Many attribute U.S. president-elect Donald Trump’s victory to the xenophobia, homophobia and rampant racism that affects the North American nation. Others, however, assure citizens got tired of the country’s electoral system.
Although each of these factors contributed to the presidential result to a certain extent, another factor could have been the main reason for the event that is currently evoking worldwide uncertainty and worry: low electoral participation.
According to statistics published by CNN Español, only 55% of U.S. citizens with the right to vote went to the ballots on Nov. 8. This data reveals the presidential race between Trump and Democratic rival Hillary Clinton had the lowest voter turnout reported in two decades.
During the presidential elections in 1996, between Democratic nominee Bill Clinton and his Republican opponent Bob Dole, only 53.5% of eligible voters exercised their constitutional right to vote.
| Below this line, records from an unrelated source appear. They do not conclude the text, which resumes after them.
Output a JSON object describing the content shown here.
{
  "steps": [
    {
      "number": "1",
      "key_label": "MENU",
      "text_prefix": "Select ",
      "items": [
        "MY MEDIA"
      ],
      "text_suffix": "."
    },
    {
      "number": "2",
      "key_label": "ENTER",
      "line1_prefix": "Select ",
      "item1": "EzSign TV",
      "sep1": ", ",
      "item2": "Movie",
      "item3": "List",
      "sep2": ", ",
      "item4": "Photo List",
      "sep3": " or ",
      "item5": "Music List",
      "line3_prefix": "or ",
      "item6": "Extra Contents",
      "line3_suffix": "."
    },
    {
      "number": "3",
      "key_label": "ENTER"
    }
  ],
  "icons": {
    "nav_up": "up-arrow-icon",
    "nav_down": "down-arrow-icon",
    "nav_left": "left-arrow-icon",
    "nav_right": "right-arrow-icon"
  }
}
To date, 126 million votes have been tabulated. The difference between the current presidential elections and the ones in 2008, in which President Barack Obama became the nation’s first African-American chief executive, consists of 18.7 million votes.
Despite the general advantage in voters, several of the states that led to the Republican tycoon’s victory reflected an increase in participation compared to the 2012 elections. Such is the case of Florida, North Carolina, and Michigan.
The precise number of voters remains unknown, but the percentage of electoral participation isn’t expected to vary substantially.